How is backfilling to be carried out? 

All of the planned backfilling measures aim to ensure the long-term safety of the Morsleben repository as effectively as possible. Taking account of possible changes in geology and stability, the individual measures must fulfil a number of different purposes. During decommissioning planning, these purposes were used to determine not only the material to be used but also the different degrees of backfilling. The degree of backfilling varies depending on the nature of the cavity and on the intended purpose of backfilling. The material stabilises and/or reduces the size of the cavity. Each of the underground excavations is assigned to a backfilling category.

The exceptions are the Marie and Bartensleben shafts, which constitute their own decommissioning measure in combination with the shaft closures and are completely backfilled with multiple coordinated materials – primarily gravel, bitumen and bentonite.

What backfilling categories are there?

Backfilling category I

This includes mine workings in which sealing structures are built.
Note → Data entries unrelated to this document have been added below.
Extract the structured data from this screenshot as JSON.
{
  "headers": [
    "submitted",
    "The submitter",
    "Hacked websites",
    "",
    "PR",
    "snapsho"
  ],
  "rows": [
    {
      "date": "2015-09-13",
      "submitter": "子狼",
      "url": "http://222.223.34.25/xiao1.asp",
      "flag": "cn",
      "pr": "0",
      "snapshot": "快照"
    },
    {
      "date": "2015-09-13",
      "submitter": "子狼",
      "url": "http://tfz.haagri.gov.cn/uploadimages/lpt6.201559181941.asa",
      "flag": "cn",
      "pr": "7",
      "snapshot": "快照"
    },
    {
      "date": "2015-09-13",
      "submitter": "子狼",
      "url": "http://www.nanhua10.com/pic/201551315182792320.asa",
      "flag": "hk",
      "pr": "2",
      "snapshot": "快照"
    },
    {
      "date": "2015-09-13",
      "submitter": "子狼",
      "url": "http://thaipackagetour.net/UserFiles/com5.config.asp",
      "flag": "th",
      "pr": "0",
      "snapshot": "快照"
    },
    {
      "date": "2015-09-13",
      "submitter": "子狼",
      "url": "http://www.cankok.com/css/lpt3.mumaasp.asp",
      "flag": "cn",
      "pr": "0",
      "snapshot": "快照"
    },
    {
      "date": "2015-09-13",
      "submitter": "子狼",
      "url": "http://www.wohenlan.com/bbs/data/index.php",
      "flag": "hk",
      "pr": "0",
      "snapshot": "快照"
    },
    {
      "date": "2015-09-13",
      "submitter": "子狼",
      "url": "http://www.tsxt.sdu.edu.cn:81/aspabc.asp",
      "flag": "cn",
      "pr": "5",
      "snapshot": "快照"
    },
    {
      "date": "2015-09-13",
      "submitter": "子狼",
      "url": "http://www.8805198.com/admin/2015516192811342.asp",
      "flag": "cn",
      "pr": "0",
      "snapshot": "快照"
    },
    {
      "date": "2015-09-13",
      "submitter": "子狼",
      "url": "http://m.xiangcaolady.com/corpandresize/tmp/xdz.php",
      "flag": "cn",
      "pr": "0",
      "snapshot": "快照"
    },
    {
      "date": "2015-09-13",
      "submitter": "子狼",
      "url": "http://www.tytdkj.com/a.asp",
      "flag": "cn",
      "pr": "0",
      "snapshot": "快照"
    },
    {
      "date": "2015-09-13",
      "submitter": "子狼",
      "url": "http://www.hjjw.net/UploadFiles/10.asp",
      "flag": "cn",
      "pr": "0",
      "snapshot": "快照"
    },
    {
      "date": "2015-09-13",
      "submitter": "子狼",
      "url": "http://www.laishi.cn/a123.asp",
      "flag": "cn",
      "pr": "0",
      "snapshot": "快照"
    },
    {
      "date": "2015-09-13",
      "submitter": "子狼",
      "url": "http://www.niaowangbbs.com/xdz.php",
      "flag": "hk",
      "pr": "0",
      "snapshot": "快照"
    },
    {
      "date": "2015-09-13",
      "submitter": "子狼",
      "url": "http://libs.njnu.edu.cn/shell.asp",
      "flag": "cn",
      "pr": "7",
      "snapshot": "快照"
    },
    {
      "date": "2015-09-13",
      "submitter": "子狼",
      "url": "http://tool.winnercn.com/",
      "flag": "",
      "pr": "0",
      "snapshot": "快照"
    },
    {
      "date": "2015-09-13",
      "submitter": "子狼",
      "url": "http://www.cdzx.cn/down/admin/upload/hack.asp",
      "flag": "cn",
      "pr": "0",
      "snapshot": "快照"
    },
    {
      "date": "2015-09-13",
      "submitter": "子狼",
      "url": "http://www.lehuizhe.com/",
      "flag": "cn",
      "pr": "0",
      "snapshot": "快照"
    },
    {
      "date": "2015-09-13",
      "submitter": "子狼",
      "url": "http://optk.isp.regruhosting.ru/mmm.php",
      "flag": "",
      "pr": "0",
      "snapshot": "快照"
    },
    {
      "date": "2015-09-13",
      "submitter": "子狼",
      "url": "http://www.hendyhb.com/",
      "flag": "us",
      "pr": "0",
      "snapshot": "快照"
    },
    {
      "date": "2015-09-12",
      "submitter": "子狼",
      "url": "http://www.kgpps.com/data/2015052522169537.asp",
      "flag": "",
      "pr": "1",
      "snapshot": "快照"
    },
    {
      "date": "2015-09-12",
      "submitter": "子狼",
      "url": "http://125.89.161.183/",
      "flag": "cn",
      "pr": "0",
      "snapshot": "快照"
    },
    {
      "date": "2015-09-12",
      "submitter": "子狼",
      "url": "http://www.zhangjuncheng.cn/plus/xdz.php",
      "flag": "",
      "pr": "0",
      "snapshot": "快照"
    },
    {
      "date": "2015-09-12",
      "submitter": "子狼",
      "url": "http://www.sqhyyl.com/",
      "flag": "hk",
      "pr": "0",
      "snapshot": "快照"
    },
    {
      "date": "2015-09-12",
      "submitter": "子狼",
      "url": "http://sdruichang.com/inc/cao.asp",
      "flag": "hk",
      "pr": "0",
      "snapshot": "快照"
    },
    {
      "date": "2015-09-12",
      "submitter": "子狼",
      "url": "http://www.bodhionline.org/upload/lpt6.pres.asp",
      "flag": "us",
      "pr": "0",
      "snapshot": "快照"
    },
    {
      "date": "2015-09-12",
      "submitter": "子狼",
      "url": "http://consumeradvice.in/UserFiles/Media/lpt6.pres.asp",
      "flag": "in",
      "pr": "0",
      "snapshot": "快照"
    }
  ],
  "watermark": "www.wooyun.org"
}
Over 30 seals will be constructed in galleries and connections between the levels of the Bartensleben and Marie mines.

Backfilling category II

This category encompasses all open areas of the repository mine that are to undergo geomechanical stabilisation. Category II areas will be backfilled as completely as possible in order to achieve the necessary supporting effect. This work is intended to preserve the rock’s integrity or to further improve it in the long term, and corresponds to the backfilling that was already carried out as part of the prevention of mining hazards in the central part.

Backfilling category III

This includes all mine workings that are not assigned to another category. The degree of backfilling for each rock salt excavation in this category is determined on an individual basis, taking account of optimisation aspects. On average, the galleries and connections between the levels belonging to backfilling category III will be backfilled to a degree of 65% of the relevant pit area. 

Backfilling category IV

This category encompasses all potash deposits of the Bartensleben and Marie pits, including the associated galleries and connections to adjacent levels. Potash salt is slightly soluble, and the backfilling measures are intended to limit the dissolution of potash salt deposits and the precipitation of minerals from the resulting solution (reprecipitation) in the event of an influx of solution. In order to limit the volume available for solutions, all potash deposits are therefore to be backfilled as completely as possible. However, the spatial conditions will mean that this is not possible in all locations – and this fact is accounted for in the safety assessments.

Backfilling process

The sequence of operations for backfilling the mine workings is precisely specified from both logistical and mining perspectives. In principle, backfilling will be carried out from the bottom to the top and from the outer areas of the repository mine inwards, progressing towards the Bartensleben shaft. Work will not begin on a new level until the backfilling measures for the underlying level are completed. The backfilling of the Marie mine will begin at the same time as work on the Bartensleben mine. Here, too, backfilling will be carried out from the bottom to the top and from the outside inwards, progressing towards the Marie shaft. According to current plans, it will take around 15 years to complete the backfilling of the mine workings.

During the prevention of mining hazards in the central part, salt concrete was prepared at the mixing plant shown here